On Friday, the UK voted to leave the European Union after more than four decades of membership, crashing the British pound and negatively impacting markets around the world. The stunning rejection of the political and economic order of Europe prompted Prime Minister Cameron to step down, and international central banks were scrambling to ensure marketplaces continued operating normally. Asian equity markets crashed, with the Nikkei closing down -8% on Friday. The yen soared with the USD/JPY dipping below 100 for the very first time in three years. The CAC dropped -8%, DAX fell -7%, and the UK FTSE was down -2.2%. Gold soared to two-year highs. In the US, the dollar surged higher along with Treasury bonds.
The framework of the new relationship with the EU and the UK, including trade deals, will be negotiated over a span of years. Scottish nationalist leader Nicola Sturgeon said the Scottish National Party is preparing laws to enable a new Scotland referendum to take place before the UK leaves the EU. Scotland voted to remain in the EU with 62 ‘stay’ compared to 38% for ‘leave.’
The ECB warned the global banking system of a possible spread of contagion and loss of confidence. (Read More….)
The spread between the yield on the 2-year and the 30-year bond is at its lowest in nearly seven years. Since 2014, the 2-year bond yield has been rising, while the 30-year yield has been falling.
The trade balance is tracking the 30-year bond yield.

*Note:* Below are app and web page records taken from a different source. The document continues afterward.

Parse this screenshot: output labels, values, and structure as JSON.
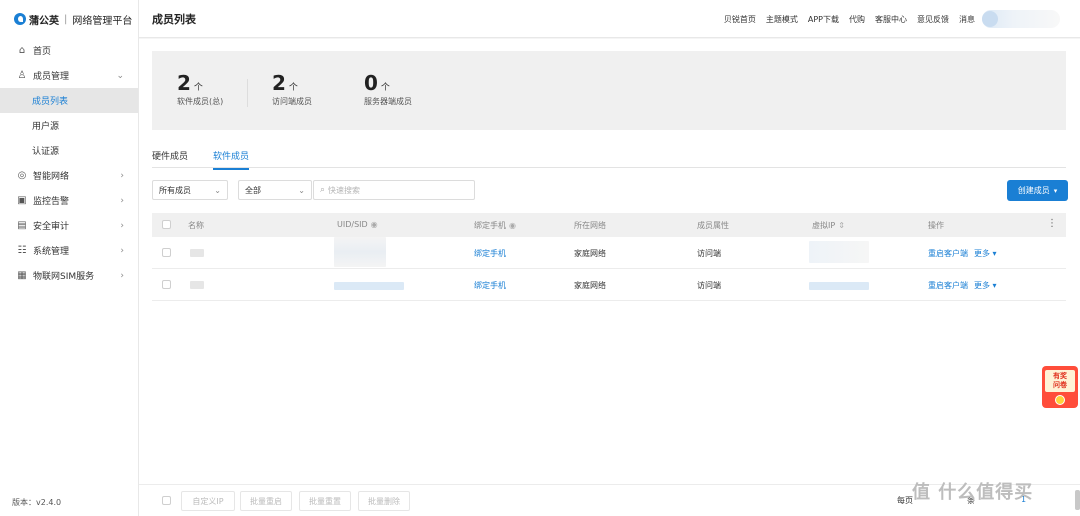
{
  "app": {
    "brand": "蒲公英",
    "platform": "网络管理平台",
    "version": "版本：v2.4.0"
  },
  "sidebar": {
    "items": [
      {
        "label": "首页",
        "icon": "home-icon"
      },
      {
        "label": "成员管理",
        "icon": "user-icon",
        "expanded": true,
        "children": [
          {
            "label": "成员列表",
            "active": true
          },
          {
            "label": "用户源"
          },
          {
            "label": "认证源"
          }
        ]
      },
      {
        "label": "智能网络",
        "icon": "network-icon"
      },
      {
        "label": "监控告警",
        "icon": "monitor-icon"
      },
      {
        "label": "安全审计",
        "icon": "audit-icon"
      },
      {
        "label": "系统管理",
        "icon": "settings-icon"
      },
      {
        "label": "物联网SIM服务",
        "icon": "sim-icon"
      }
    ]
  },
  "header": {
    "title": "成员列表",
    "links": [
      "贝锐首页",
      "主题模式",
      "APP下载",
      "代购",
      "客服中心",
      "意见反馈",
      "消息"
    ]
  },
  "stats": [
    {
      "value": "2",
      "unit": "个",
      "label": "软件成员(总)"
    },
    {
      "value": "2",
      "unit": "个",
      "label": "访问端成员"
    },
    {
      "value": "0",
      "unit": "个",
      "label": "服务器端成员"
    }
  ],
  "tabs": [
    {
      "label": "硬件成员",
      "active": false
    },
    {
      "label": "软件成员",
      "active": true
    }
  ],
  "filters": {
    "member_type": "所有成员",
    "scope": "全部",
    "search_placeholder": "快速搜索"
  },
  "create_button": "创建成员",
  "table": {
    "columns": [
      "名称",
      "UID/SID",
      "绑定手机",
      "所在网络",
      "成员属性",
      "虚拟IP",
      "操作"
    ],
    "rows": [
      {
        "phone": "绑定手机",
        "network": "家庭网络",
        "attribute": "访问端",
        "action": "重启客户端",
        "more": "更多"
      },
      {
        "phone": "绑定手机",
        "network": "家庭网络",
        "attribute": "访问端",
        "action": "重启客户端",
        "more": "更多"
      }
    ]
  },
  "bulk_actions": [
    "自定义IP",
    "批量重启",
    "批量重置",
    "批量删除"
  ],
  "pagination": {
    "per_page_label": "每页",
    "total_suffix": "条",
    "current_page": "1"
  },
  "survey": {
    "line1": "有奖",
    "line2": "问卷"
  },
  "watermark": "值 什么值得买",
  "colors": {
    "accent": "#1a7fd4",
    "survey": "#ff4d3a"
  }
}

Money is flowing into 30-year bonds from around the world in a flight to safety as many stock markets have crashed over the last year. This flow of money into the U.S. pushes long-term rates down. The flight to safety into U.S. Treasuries means a lot of foreign money is flowing into the U.S. The problem is that in this low-interest-rate environment, there are not a lot of domestic savers, and thus U.S. consumers do not have much buying power. Worse, as the Fed raises rates on the short-end of the yield curve, it pushes up the U.S. dollar which makes domestic products more expensive, and foreign goods cheaper. As consumers feel the pinch in this deflationary environment, they buy less expensive goods produced domestically, and more affordable products made overseas which creates the trade imbalance.
The mainstream media likes to frame Donald Trump as a low IQ racist, but that can’t be further (Read More….)
Industrial production fell -0.4% in May for a year over year decline of -1.4%. This is the 9th month in a row that US Industrial Production report came in below 0.
This is the longest streak of negative (contraction) industrial production outside an economic recession in US history.
Vehicle production had been leading this report but came in at -4.2% for May.
Declines were in almost every sub-component including consumer goods, business equipment and construction supplies.
How did the stock market react to this bad report this morning? It went up of course as the bad news is good news trade is on:
Forget that folks. I’m on the sidelines and in the safety of cash.